In a ten-year retrospective singlecenter study of a nonselected patient population, we describe our experience with an unchanged chemotherapy regimen for 264 patients with acute myeloid leukemia (AML) and 51 patients with acute lymphoblastic leukemia (ALL). In the AML group, 85 patients could not receive specific antileukemic treatment because of uncontrollable bleeding, infection or organ failure, but 179 were fit for remission-induction therapy with cytarabine and daunorubicin, resulting in complete remission in 79 patients. During treatment, 54 patients died of resistant disease or complications.
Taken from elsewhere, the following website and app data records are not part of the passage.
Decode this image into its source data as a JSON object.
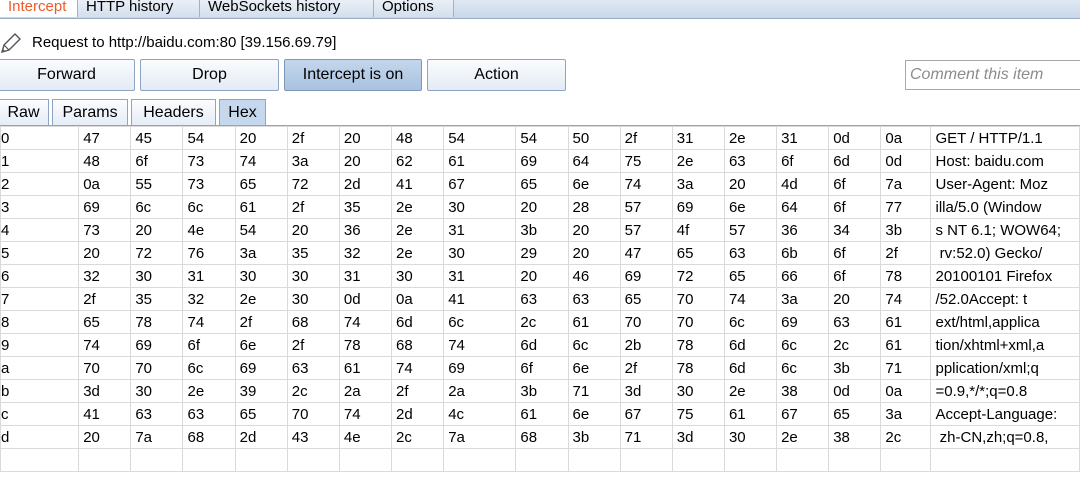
{
  "top_tabs": [
    "Intercept",
    "HTTP history",
    "WebSockets history",
    "Options"
  ],
  "request_line": "Request to http://baidu.com:80  [39.156.69.79]",
  "toolbar": {
    "forward": "Forward",
    "drop": "Drop",
    "intercept": "Intercept is on",
    "action": "Action",
    "comment_placeholder": "Comment this item"
  },
  "sub_tabs": [
    "Raw",
    "Params",
    "Headers",
    "Hex"
  ],
  "hex_rows": [
    {
      "idx": "0",
      "bytes": [
        "47",
        "45",
        "54",
        "20",
        "2f",
        "20",
        "48",
        "54",
        "54",
        "50",
        "2f",
        "31",
        "2e",
        "31",
        "0d",
        "0a"
      ],
      "ascii": "GET / HTTP/1.1"
    },
    {
      "idx": "1",
      "bytes": [
        "48",
        "6f",
        "73",
        "74",
        "3a",
        "20",
        "62",
        "61",
        "69",
        "64",
        "75",
        "2e",
        "63",
        "6f",
        "6d",
        "0d"
      ],
      "ascii": "Host: baidu.com"
    },
    {
      "idx": "2",
      "bytes": [
        "0a",
        "55",
        "73",
        "65",
        "72",
        "2d",
        "41",
        "67",
        "65",
        "6e",
        "74",
        "3a",
        "20",
        "4d",
        "6f",
        "7a"
      ],
      "ascii": "User-Agent: Moz"
    },
    {
      "idx": "3",
      "bytes": [
        "69",
        "6c",
        "6c",
        "61",
        "2f",
        "35",
        "2e",
        "30",
        "20",
        "28",
        "57",
        "69",
        "6e",
        "64",
        "6f",
        "77"
      ],
      "ascii": "illa/5.0 (Window"
    },
    {
      "idx": "4",
      "bytes": [
        "73",
        "20",
        "4e",
        "54",
        "20",
        "36",
        "2e",
        "31",
        "3b",
        "20",
        "57",
        "4f",
        "57",
        "36",
        "34",
        "3b"
      ],
      "ascii": "s NT 6.1; WOW64;"
    },
    {
      "idx": "5",
      "bytes": [
        "20",
        "72",
        "76",
        "3a",
        "35",
        "32",
        "2e",
        "30",
        "29",
        "20",
        "47",
        "65",
        "63",
        "6b",
        "6f",
        "2f"
      ],
      "ascii": " rv:52.0) Gecko/"
    },
    {
      "idx": "6",
      "bytes": [
        "32",
        "30",
        "31",
        "30",
        "30",
        "31",
        "30",
        "31",
        "20",
        "46",
        "69",
        "72",
        "65",
        "66",
        "6f",
        "78"
      ],
      "ascii": "20100101 Firefox"
    },
    {
      "idx": "7",
      "bytes": [
        "2f",
        "35",
        "32",
        "2e",
        "30",
        "0d",
        "0a",
        "41",
        "63",
        "63",
        "65",
        "70",
        "74",
        "3a",
        "20",
        "74"
      ],
      "ascii": "/52.0Accept: t"
    },
    {
      "idx": "8",
      "bytes": [
        "65",
        "78",
        "74",
        "2f",
        "68",
        "74",
        "6d",
        "6c",
        "2c",
        "61",
        "70",
        "70",
        "6c",
        "69",
        "63",
        "61"
      ],
      "ascii": "ext/html,applica"
    },
    {
      "idx": "9",
      "bytes": [
        "74",
        "69",
        "6f",
        "6e",
        "2f",
        "78",
        "68",
        "74",
        "6d",
        "6c",
        "2b",
        "78",
        "6d",
        "6c",
        "2c",
        "61"
      ],
      "ascii": "tion/xhtml+xml,a"
    },
    {
      "idx": "a",
      "bytes": [
        "70",
        "70",
        "6c",
        "69",
        "63",
        "61",
        "74",
        "69",
        "6f",
        "6e",
        "2f",
        "78",
        "6d",
        "6c",
        "3b",
        "71"
      ],
      "ascii": "pplication/xml;q"
    },
    {
      "idx": "b",
      "bytes": [
        "3d",
        "30",
        "2e",
        "39",
        "2c",
        "2a",
        "2f",
        "2a",
        "3b",
        "71",
        "3d",
        "30",
        "2e",
        "38",
        "0d",
        "0a"
      ],
      "ascii": "=0.9,*/*;q=0.8"
    },
    {
      "idx": "c",
      "bytes": [
        "41",
        "63",
        "63",
        "65",
        "70",
        "74",
        "2d",
        "4c",
        "61",
        "6e",
        "67",
        "75",
        "61",
        "67",
        "65",
        "3a"
      ],
      "ascii": "Accept-Language:"
    },
    {
      "idx": "d",
      "bytes": [
        "20",
        "7a",
        "68",
        "2d",
        "43",
        "4e",
        "2c",
        "7a",
        "68",
        "3b",
        "71",
        "3d",
        "30",
        "2e",
        "38",
        "2c"
      ],
      "ascii": " zh-CN,zh;q=0.8,"
    },
    {
      "idx": "",
      "bytes": [
        "",
        "",
        "",
        "",
        "",
        "",
        "",
        "",
        "",
        "",
        "",
        "",
        "",
        "",
        "",
        ""
      ],
      "ascii": ""
    }
  ],
  "colors": {
    "active_tab_text": "#ef5a2a",
    "button_on": "#b5cbe6",
    "grid": "#dadada"
  },
  "icons": {
    "edit": "pencil-icon"
  }
}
The median duration of survival of the patients in complete remission was 18-24 months (n = 79) compared with 1-2 months for patients in partial or no remission (n = 100). As maintenance chemotherapy, thioguanine, cytarabine and daunorubicin were given for one year. In the ALL group 50 of 51 patients received remission-induction therapy with vincristine, prednisone and Adriablastin, resulting in complete remission in 39 of the patients. The median duration of survival of the patients in complete remission was nine months (n = 39) compared with 2-3 months for patients not in remission (n = 12). Central nervous system prophylaxis with intraspinal methotrexate and cranial irradiation was given, followed by methotrexate and Purinetol for three years as maintenance chemotherapy. The remission rate for AML and adult ALL was 44% and 78%, respectively. The major Cause of death after first complete remission was leukemic relapse in boths groups, with a median survival time after relapse of 3-4 months for 48 AML and six months for 30 ALL patients.(ABSTRACT TRUNCATED AT 250 WORDS)
Acute myeloid leukemia in Manitoba. The consequences of standard "7 + 3" remission-induction therapy followed by high dose cytarabine postremission consolidation for myelosuppression, infectious morbidity, and outcome.
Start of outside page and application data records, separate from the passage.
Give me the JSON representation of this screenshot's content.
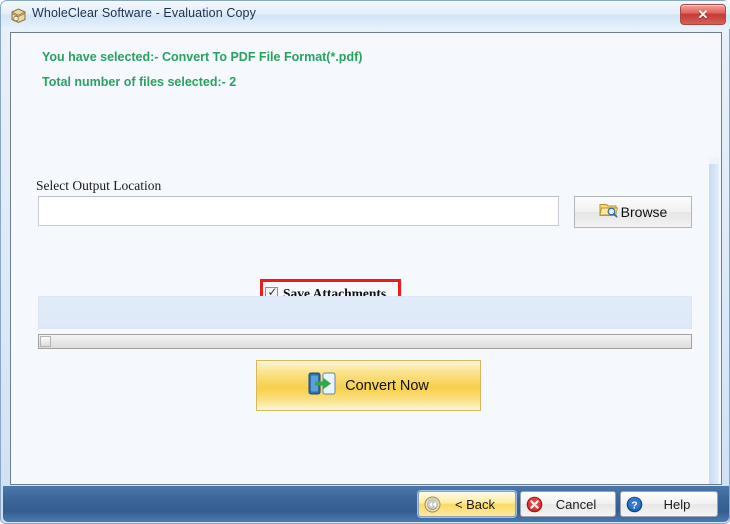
{
  "window": {
    "title": "WholeClear Software - Evaluation Copy",
    "title_icon": "app-box-icon",
    "close_label": "✕"
  },
  "content": {
    "selection_info": "You have selected:- Convert  To PDF File Format(*.pdf)",
    "files_info": "Total number of files selected:- 2",
    "output": {
      "label": "Select Output Location",
      "value": "",
      "placeholder": "",
      "browse_label": "Browse",
      "browse_icon": "folder-search-icon"
    },
    "attachments": {
      "label": "Save Attachments",
      "checked": true,
      "check_glyph": "✓",
      "highlight_color": "#ed1c1c"
    },
    "progress": {
      "panel_text": "",
      "scrollbar_position": "left"
    },
    "convert": {
      "label": "Convert Now",
      "icon": "convert-arrow-icon"
    }
  },
  "footer": {
    "buttons": [
      {
        "label": "< Back",
        "icon": "rewind-icon"
      },
      {
        "label": "Cancel",
        "icon": "cancel-circle-icon"
      },
      {
        "label": "Help",
        "icon": "help-circle-icon"
      }
    ]
  },
  "colors": {
    "info_green": "#2aa25f",
    "footer_blue": "#3c6699",
    "convert_gold": "#f7cf4a",
    "highlight_red": "#ed1c1c"
  }
}
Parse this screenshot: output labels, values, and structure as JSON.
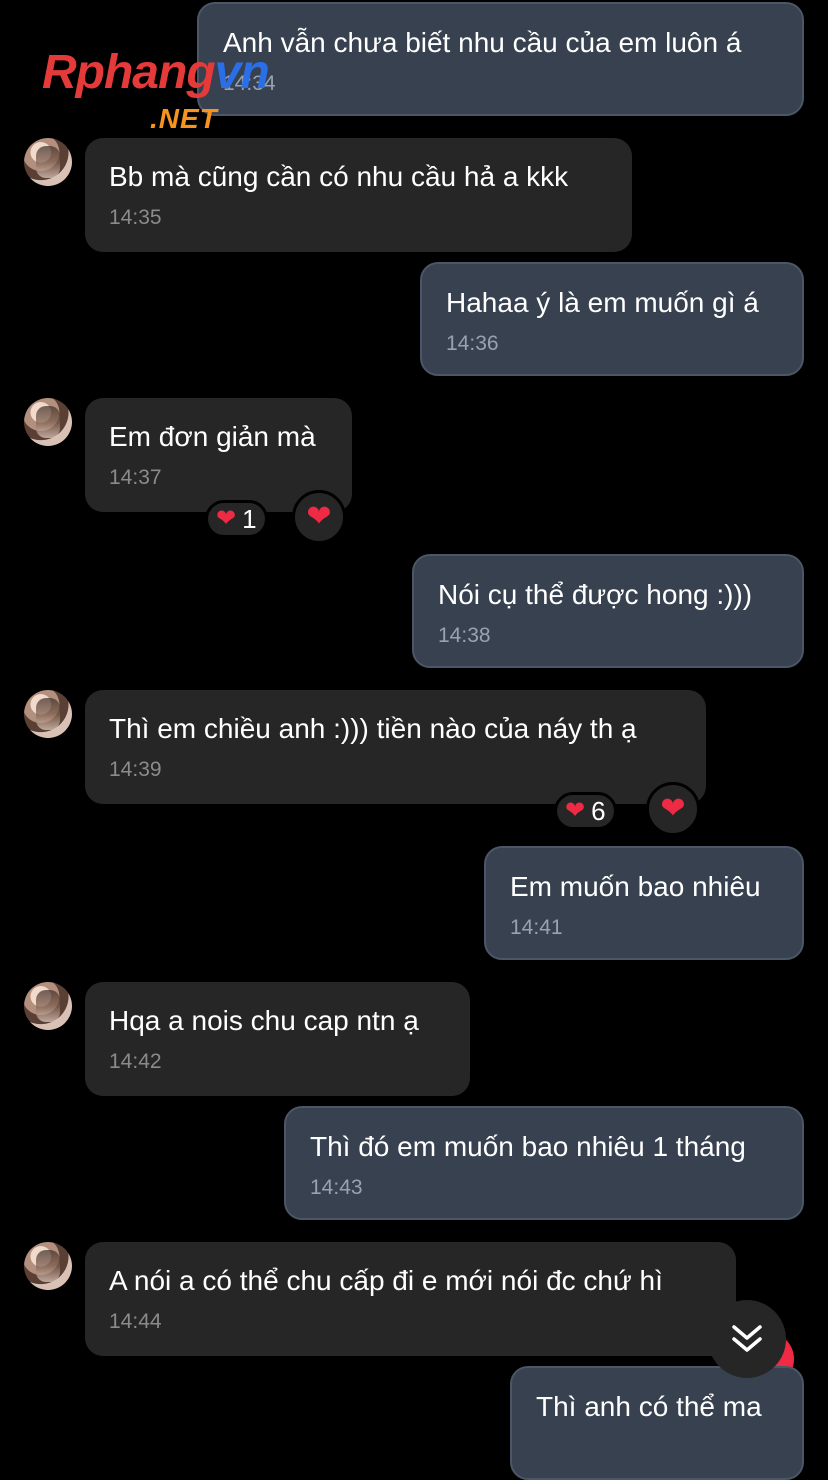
{
  "watermark": {
    "part1": "Rphang",
    "part2": "vn",
    "net": ".NET"
  },
  "messages": [
    {
      "text": "Anh vẫn chưa biết nhu cầu của em luôn á",
      "time": "14:34"
    },
    {
      "text": "Bb mà cũng cần có nhu cầu hả a kkk",
      "time": "14:35"
    },
    {
      "text": "Hahaa ý là em muốn gì á",
      "time": "14:36"
    },
    {
      "text": "Em đơn giản mà",
      "time": "14:37",
      "reaction_count": "1"
    },
    {
      "text": "Nói cụ thể được hong :)))",
      "time": "14:38"
    },
    {
      "text": "Thì em chiều anh :))) tiền nào của náy th ạ",
      "time": "14:39",
      "reaction_count": "6"
    },
    {
      "text": "Em muốn bao nhiêu",
      "time": "14:41"
    },
    {
      "text": "Hqa a nois chu cap ntn ạ",
      "time": "14:42"
    },
    {
      "text": "Thì đó em muốn bao nhiêu 1 tháng",
      "time": "14:43"
    },
    {
      "text": "A nói a có thể chu cấp đi e mới nói đc chứ hì",
      "time": "14:44"
    },
    {
      "text": "Thì anh có thể ma"
    }
  ],
  "icons": {
    "heart": "heart-icon",
    "scroll": "double-chevron-down-icon"
  },
  "colors": {
    "outgoing": "#374150",
    "incoming": "#262626",
    "heart": "#ef2a45"
  }
}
To the authors' knowledge, the natural history of myelosuppression and infectious complications associated with the use of standard cytarabine (ARA-C) plus daunorubicin ("7 + 3") remission-induction therapy for adult acute myeloid leukemia (AML) and high dose ARA-C (HDARA-C) consolidation has not been described completely.
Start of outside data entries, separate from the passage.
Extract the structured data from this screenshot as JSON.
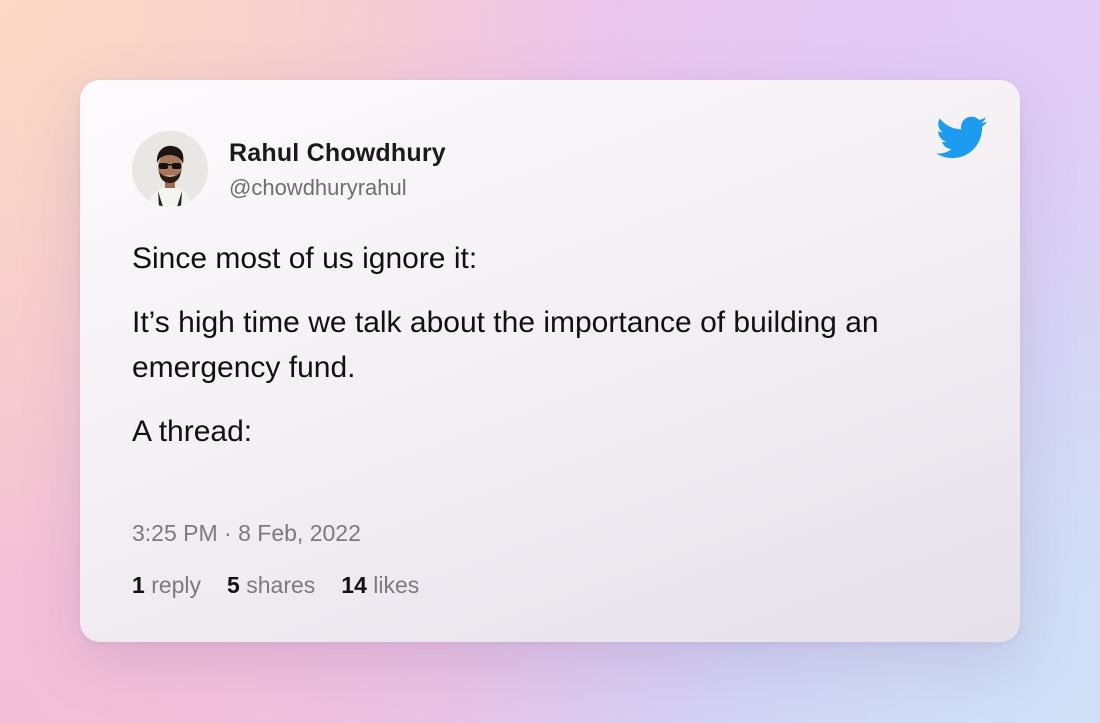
{
  "tweet": {
    "author": {
      "name": "Rahul Chowdhury",
      "handle": "@chowdhuryrahul"
    },
    "paragraphs": [
      "Since most of us ignore it:",
      "It’s high time we talk about the importance of building an emergency fund.",
      "A thread:"
    ],
    "timestamp": "3:25 PM · 8 Feb, 2022",
    "stats": {
      "replies": {
        "count": "1",
        "label": "reply"
      },
      "shares": {
        "count": "5",
        "label": "shares"
      },
      "likes": {
        "count": "14",
        "label": "likes"
      }
    }
  },
  "icons": {
    "brand": "twitter-bird-icon"
  },
  "colors": {
    "twitter_blue": "#1d9bf0",
    "text_primary": "#111111",
    "text_secondary": "#7a7a7f"
  }
}
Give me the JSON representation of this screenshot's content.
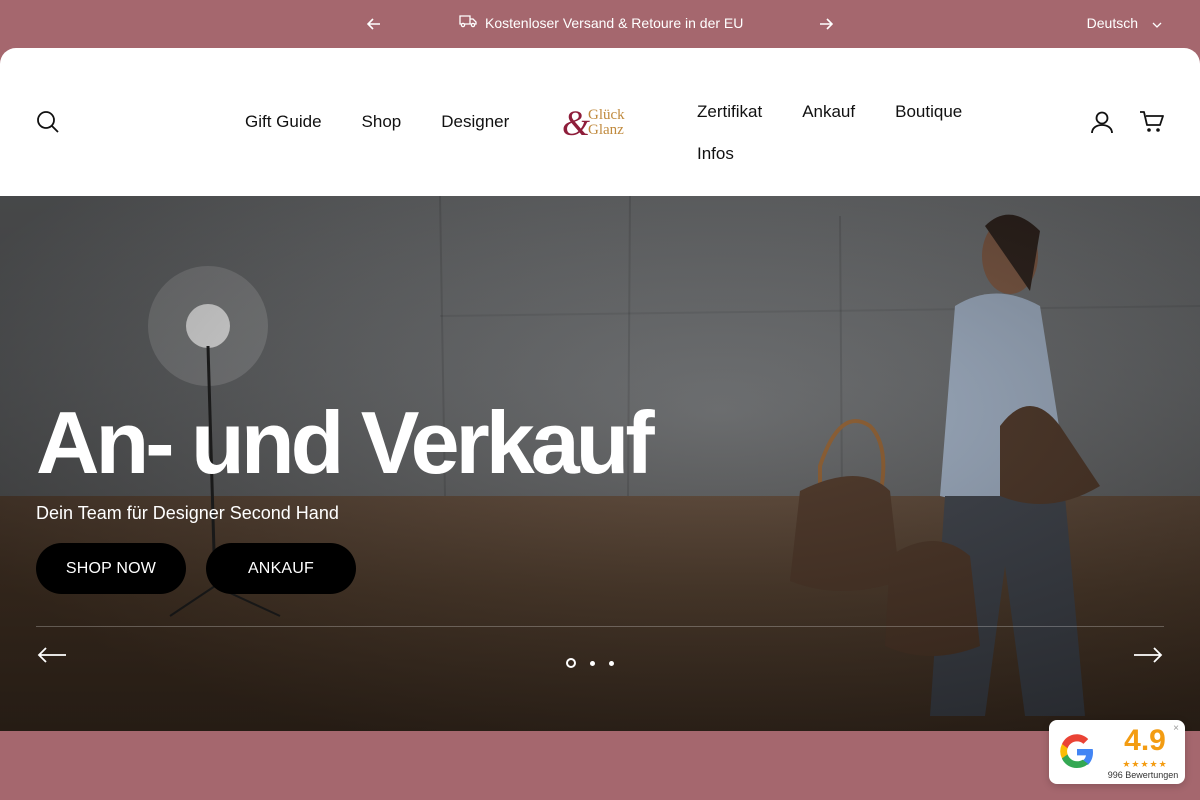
{
  "announcement": {
    "message": "Kostenloser Versand & Retoure in der EU",
    "language": "Deutsch"
  },
  "header": {
    "nav_left": [
      "Gift Guide",
      "Shop",
      "Designer"
    ],
    "logo": {
      "amp": "&",
      "line1": "Glück",
      "line2": "Glanz"
    },
    "nav_right_row1": [
      "Zertifikat",
      "Ankauf",
      "Boutique"
    ],
    "nav_right_row2": [
      "Infos"
    ]
  },
  "hero": {
    "title": "An- und Verkauf",
    "subtitle": "Dein Team für Designer Second Hand",
    "buttons": [
      "SHOP NOW",
      "ANKAUF"
    ],
    "slide_count": 3,
    "active_slide": 0
  },
  "reviews_badge": {
    "score": "4.9",
    "stars": "★★★★★",
    "count": "996 Bewertungen",
    "close": "×"
  },
  "colors": {
    "brand_rose": "#a5676e",
    "logo_burgundy": "#8e1d3a",
    "logo_gold": "#c08a3e",
    "rating_orange": "#f39c12"
  }
}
A retrospective study of untreated adult AML patients receiving standard 7 + 3 induction followed by "5 + 2" and HDARA-C consolidation was undertaken to describe the relationship of the myelosuppression profiles, blood product use, and infectious morbidity, and to correlate this finding with the outcome of antileukemic therapy. Multivariate techniques were used to evaluate variables of prognostic importance.
Fifty-nine percent of the patients achieved remission after a median of 35 days; almost half (48%) of these patients required more than one 7 + 3 induction course. For one, two, and three induction courses, the mean number of days the patients experienced severe neutropenia (